Six-Drops: One Gruul Nodorog, one Wurmweaver Coil. The Coil stays. It's like Might of Oaks, except every turn. The Nodorog goes – it's an inefficient creature that would be better served in this deck as a trampling or bloodthirst creature. (Fourteen creature slots open.)
Do not argue with this man, er… cyclops.
Seven-Drop: One Borborygmos. The big guy stays. It's his guild after all – I'm not about to argue with a crazed Cyclops from the wrong side of the tracks!
All right, I've got fourteen slots open now – time to get a-tinkering. I want to up most of my creatures that are left to four-ofs. This includes adding three more Gruul Guildmage, three Scab-Clan Mauler, and two Bramble Elemental. This leaves six more slots open.
I want to try out multiple cards, so I added in two each of three different cards. The first was Ghor-Clan Savage. I expect the Savage to be a 5/6 for five almost every game, with Skarrg, the Rage Pits contributing to the trampling Savage cause.
My next choice is Skarrgan Firebird. I found multiple people who were selling the Firebird for a single ticket, so adding two to the deck is a cheap experiment. My deck doesn't have any evasion except for the Sophisticates and trample, so adding in a potentially huge, recurring flyer seems like a boon to the Gruul cause.
My last choice is another rare, a pair of Gruul War Plows. I noticed that a lot of the removal my opponents used were at sorcery speed – either comes-into-play creatures, Volcanic Hammers, or Wrath of God. Gruul War Plow gives me a way to dodge these types of spells, adds a huge 4/4 creature to my deck, and allows every single one of my creatures to trample.
I didn't particularly like the name “Retool the Gruul”, but I did like the deck. How did it do and what changes did I make? Find out next week in part two of Gruul: The Wilding. And by all means, bombard my inbox and the forums with a better suggestion for a deck name that encapsulates the feeling of a hard-hitting, trampling, bloodthirsting horde of creatures smashing down the red zone.

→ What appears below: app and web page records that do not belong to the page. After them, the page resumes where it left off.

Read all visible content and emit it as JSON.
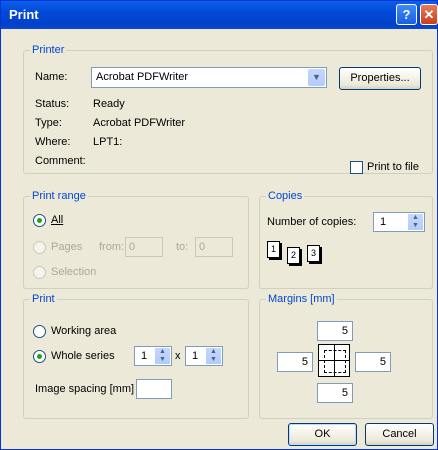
{
  "window": {
    "title": "Print"
  },
  "printer": {
    "group_label": "Printer",
    "name_label": "Name:",
    "name_value": "Acrobat PDFWriter",
    "properties_button": "Properties...",
    "status_label": "Status:",
    "status_value": "Ready",
    "type_label": "Type:",
    "type_value": "Acrobat PDFWriter",
    "where_label": "Where:",
    "where_value": "LPT1:",
    "comment_label": "Comment:",
    "print_to_file_label": "Print to file"
  },
  "print_range": {
    "group_label": "Print range",
    "all_label": "All",
    "pages_label": "Pages",
    "from_label": "from:",
    "from_value": "0",
    "to_label": "to:",
    "to_value": "0",
    "selection_label": "Selection",
    "selected": "all"
  },
  "copies": {
    "group_label": "Copies",
    "number_label": "Number of copies:",
    "number_value": "1",
    "collate_pages": [
      "1",
      "2",
      "3"
    ]
  },
  "print": {
    "group_label": "Print",
    "working_area_label": "Working area",
    "whole_series_label": "Whole series",
    "series_rows": "1",
    "series_x": "x",
    "series_cols": "1",
    "image_spacing_label": "Image spacing [mm]",
    "image_spacing_value": "",
    "selected": "whole_series"
  },
  "margins": {
    "group_label": "Margins [mm]",
    "top": "5",
    "left": "5",
    "right": "5",
    "bottom": "5"
  },
  "buttons": {
    "ok": "OK",
    "cancel": "Cancel"
  },
  "colors": {
    "title_bar": "#0349d8",
    "accent_label": "#0046d5",
    "dialog_bg": "#ece9d8"
  }
}
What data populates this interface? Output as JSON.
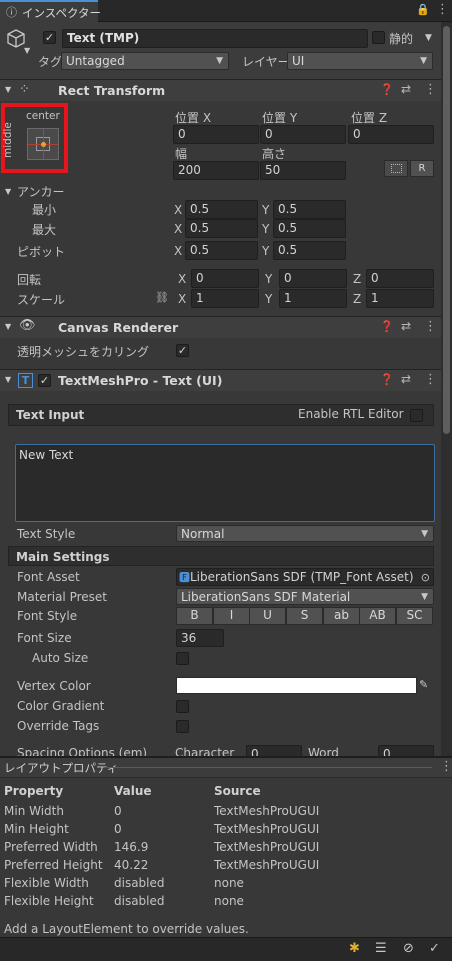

Or I'll send Boab to pay you a visit… just as soon as his batteries recharge.